### Provided data
=====

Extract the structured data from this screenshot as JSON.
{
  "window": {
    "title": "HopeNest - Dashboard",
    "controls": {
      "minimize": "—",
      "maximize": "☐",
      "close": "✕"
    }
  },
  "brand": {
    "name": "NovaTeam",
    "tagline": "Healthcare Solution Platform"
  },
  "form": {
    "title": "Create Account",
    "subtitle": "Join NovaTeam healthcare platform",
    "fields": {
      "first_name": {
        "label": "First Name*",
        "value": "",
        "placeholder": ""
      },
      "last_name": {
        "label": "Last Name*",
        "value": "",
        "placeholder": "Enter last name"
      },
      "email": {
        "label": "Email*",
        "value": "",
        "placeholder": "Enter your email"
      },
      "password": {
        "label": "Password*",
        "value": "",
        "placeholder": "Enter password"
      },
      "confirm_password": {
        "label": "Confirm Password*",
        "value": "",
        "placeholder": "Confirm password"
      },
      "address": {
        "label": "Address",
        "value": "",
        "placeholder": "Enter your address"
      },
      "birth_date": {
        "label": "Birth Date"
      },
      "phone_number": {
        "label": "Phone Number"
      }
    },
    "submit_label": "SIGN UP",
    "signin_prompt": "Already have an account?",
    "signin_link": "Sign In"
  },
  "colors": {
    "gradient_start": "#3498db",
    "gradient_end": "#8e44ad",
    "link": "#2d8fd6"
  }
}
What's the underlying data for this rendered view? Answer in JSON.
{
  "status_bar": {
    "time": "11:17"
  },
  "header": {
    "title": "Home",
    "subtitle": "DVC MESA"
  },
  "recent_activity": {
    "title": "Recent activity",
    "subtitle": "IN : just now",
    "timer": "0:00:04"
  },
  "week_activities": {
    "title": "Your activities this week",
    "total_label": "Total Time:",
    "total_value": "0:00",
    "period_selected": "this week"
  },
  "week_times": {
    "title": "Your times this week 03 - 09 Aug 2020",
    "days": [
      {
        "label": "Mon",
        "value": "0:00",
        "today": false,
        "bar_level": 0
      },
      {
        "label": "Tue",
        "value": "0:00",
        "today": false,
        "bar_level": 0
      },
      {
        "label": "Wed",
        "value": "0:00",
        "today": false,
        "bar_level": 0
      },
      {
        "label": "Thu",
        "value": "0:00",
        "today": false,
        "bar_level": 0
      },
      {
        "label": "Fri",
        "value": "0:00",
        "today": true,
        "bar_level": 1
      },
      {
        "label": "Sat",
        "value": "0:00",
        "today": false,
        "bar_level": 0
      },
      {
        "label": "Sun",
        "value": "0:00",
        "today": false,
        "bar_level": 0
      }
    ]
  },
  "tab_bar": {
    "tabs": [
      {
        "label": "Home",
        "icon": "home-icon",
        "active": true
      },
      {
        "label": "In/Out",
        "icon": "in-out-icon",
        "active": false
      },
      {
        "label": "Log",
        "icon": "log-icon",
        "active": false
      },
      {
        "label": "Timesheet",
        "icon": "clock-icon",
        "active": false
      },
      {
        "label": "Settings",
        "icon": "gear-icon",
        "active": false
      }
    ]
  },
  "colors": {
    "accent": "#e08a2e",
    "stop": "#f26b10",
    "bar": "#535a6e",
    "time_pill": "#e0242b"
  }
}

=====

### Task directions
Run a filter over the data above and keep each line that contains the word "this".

### Written answer
Extract the structured data from this screenshot as JSON.
What's the underlying data for this rendered view? Answer in JSON.
    "title": "Your activities this week",
    "period_selected": "this week"
    "title": "Your times this week 03 - 09 Aug 2020",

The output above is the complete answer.